Each year, authorities are called to respond to emergencies involving pets left in hot cars, Adams notes.

“By posting signs and engaging the community, we hope to reduce these incidents,” said Adams. “Leaving a dog in the car while running errands can literally be a death sentence. As the heat inside a car quickly rises, dogs suffer irreversible organ damage and, eventually, death. Brattleboro residents and visitors need to be reminded that the safe choice is to leave your dog in a cool house.”

Adams says there are five reasons why leaving a dog in a car on a warm day can be deadly:

• Dogs are especially vulnerable to heat-related illness, as they can only cool off by panting, and through the pads in their feet.

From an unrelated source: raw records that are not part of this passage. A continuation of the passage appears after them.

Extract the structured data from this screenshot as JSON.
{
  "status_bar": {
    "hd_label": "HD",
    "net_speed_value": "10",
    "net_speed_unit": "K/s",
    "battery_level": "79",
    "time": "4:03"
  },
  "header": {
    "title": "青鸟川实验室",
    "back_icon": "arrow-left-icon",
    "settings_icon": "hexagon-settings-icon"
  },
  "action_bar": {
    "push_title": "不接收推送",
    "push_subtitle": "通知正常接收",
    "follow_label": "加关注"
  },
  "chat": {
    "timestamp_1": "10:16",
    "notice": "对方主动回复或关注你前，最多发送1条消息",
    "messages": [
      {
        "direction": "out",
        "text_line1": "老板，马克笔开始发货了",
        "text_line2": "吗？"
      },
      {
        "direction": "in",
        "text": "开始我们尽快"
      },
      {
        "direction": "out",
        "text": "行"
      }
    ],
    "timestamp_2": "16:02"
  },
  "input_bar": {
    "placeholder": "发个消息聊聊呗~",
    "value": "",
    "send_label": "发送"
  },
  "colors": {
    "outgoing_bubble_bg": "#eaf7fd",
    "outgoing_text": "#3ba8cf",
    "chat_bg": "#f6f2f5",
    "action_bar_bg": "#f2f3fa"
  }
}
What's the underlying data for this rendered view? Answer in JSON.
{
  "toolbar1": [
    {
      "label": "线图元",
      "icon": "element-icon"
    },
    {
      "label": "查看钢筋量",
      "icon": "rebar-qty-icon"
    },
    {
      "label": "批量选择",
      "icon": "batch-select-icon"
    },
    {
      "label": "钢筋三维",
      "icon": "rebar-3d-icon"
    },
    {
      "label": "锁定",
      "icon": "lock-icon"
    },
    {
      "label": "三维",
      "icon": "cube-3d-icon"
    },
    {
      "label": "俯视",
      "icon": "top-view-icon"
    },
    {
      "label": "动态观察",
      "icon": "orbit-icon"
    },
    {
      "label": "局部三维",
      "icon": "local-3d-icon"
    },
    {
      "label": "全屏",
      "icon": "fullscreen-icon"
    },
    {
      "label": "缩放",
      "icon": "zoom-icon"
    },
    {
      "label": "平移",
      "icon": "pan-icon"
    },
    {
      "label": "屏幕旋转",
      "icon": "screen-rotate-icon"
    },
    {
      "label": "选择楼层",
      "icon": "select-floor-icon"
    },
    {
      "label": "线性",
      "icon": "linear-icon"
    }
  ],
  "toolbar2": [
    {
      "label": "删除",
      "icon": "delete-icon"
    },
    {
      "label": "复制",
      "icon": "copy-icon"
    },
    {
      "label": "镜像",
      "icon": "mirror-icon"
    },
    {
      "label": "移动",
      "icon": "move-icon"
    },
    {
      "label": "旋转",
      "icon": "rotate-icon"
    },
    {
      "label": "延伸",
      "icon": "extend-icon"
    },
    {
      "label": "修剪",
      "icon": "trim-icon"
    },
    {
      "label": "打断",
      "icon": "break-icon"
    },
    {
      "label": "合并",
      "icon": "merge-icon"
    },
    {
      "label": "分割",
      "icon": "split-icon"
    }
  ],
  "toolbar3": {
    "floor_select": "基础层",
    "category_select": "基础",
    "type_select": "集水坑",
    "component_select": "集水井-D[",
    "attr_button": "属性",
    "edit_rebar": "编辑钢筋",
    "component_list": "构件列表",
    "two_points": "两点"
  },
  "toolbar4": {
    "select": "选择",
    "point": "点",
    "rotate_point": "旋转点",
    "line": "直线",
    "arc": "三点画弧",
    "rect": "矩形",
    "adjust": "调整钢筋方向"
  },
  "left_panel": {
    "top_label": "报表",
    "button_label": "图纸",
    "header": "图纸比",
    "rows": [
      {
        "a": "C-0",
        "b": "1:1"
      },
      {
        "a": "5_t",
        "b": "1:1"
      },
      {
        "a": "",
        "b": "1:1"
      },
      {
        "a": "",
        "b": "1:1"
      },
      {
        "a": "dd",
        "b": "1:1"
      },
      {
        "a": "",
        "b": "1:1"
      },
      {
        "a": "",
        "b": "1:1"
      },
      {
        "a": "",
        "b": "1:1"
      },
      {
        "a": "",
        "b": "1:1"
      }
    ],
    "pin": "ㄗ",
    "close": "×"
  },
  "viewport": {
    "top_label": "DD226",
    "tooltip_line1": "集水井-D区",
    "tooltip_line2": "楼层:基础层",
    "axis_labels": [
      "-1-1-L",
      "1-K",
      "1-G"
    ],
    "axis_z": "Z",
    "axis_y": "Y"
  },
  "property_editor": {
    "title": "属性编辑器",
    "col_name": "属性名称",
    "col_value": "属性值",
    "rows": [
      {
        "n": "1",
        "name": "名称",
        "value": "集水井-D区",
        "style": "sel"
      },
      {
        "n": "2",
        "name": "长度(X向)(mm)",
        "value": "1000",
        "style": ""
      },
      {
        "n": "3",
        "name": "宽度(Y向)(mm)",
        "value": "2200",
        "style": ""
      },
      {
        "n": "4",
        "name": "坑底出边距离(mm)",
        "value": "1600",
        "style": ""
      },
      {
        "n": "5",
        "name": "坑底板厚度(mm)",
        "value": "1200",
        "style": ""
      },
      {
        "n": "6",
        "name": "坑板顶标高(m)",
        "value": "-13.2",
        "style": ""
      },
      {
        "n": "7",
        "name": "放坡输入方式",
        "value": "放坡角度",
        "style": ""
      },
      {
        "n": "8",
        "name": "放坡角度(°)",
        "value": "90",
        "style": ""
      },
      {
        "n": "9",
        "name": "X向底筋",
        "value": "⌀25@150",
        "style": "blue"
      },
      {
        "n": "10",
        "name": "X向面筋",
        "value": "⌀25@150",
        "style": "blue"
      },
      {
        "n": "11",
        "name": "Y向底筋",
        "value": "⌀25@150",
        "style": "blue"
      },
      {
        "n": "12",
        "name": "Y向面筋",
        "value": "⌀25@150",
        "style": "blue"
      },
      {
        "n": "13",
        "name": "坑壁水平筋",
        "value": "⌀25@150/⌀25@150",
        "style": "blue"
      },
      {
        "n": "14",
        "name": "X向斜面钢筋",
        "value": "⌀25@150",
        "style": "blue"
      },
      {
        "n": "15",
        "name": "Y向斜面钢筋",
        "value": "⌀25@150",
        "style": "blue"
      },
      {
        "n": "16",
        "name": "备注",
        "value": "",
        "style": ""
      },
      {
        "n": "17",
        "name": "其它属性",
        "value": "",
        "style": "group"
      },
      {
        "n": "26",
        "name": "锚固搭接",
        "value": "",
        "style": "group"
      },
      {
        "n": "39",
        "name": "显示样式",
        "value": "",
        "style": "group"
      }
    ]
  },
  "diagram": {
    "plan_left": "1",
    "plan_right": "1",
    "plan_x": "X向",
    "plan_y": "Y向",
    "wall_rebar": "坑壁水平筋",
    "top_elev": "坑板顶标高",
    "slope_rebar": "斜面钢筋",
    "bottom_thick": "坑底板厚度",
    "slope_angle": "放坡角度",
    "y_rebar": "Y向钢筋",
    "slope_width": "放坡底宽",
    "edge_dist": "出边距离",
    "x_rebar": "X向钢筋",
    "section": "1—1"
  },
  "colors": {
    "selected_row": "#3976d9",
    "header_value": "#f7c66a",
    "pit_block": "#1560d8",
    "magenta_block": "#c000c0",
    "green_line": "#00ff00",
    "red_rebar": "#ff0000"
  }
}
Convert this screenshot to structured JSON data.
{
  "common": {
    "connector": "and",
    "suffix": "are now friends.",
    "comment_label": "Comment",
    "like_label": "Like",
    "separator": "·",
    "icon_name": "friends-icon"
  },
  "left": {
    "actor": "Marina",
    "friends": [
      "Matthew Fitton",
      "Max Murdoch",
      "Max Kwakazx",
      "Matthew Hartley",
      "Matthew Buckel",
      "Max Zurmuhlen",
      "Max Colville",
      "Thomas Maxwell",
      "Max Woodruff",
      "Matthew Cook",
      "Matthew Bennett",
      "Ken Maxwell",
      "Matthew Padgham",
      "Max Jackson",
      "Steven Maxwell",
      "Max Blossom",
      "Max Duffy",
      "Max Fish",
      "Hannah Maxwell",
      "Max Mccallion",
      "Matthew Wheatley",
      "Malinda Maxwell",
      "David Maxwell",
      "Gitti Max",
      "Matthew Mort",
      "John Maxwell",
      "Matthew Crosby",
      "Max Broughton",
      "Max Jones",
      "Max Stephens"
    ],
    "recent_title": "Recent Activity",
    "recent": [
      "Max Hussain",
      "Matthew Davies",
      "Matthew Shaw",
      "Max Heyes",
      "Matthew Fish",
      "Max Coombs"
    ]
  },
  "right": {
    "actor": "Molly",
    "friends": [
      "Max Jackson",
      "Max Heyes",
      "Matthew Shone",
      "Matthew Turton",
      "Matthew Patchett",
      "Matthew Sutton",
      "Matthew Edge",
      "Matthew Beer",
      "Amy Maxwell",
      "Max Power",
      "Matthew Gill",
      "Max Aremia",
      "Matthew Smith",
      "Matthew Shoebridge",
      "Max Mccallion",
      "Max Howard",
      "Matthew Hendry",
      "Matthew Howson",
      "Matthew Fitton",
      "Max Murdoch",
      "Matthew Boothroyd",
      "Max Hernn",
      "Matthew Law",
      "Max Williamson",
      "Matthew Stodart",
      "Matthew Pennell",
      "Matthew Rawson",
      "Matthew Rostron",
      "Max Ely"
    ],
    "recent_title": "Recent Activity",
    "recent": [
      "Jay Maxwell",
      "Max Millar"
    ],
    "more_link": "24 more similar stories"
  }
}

• Even seemingly mild days are dangerous. In a Stanford University study, when it was 72 degrees outside, a car’s internal temperature climbed to 116 degrees within an hour, with most of the rise happening in the first 15 to 30 minutes.

• Enclosed cars heat up rapidly. In a San Francisco State University study, when it was 80 degrees outside, the temperature inside a car rose to 99 degrees in 10 minutes, and 109 degrees in 20 minutes.

• A dog’s normal body temperature ranges from 101 to 102.5 degrees Fahrenheit; a dog can withstand a higher body temperature for only a brief period before suffering irreversible nerve damage, heart problems, liver damage, brain damage, or even death.

• Studies show that “cracking the windows” has little effect on a vehicle’s internal temperature.

Like what we do? Help us keep doing it!

We rely on the donations and financial support of our readers to help make The Commons available to all. Please join us today.

What do you think? Leave us a comment

Editor’s note: Our terms of service require you to use your real names. We will remove anonymous or pseudonymous comments that come to our attention. We rely on our readers’ personal integrity to stand behind what they say; please do not write anything to someone that you wouldn’t say to his or her face without your needing to wear a ski mask while saying it. Thanks for doing your part to make your responses forceful, thoughtful, provocative, and civil. We also consider your comments for the letters column in the print newspaper.

Comments

We are currently reconfiguring our comments software. Please check back if you’d like to read or leave comments on this story. —The editors

Originally published in The Commons issue #204 (Wednesday, May 22, 2013).

Share this story

Links

Related stories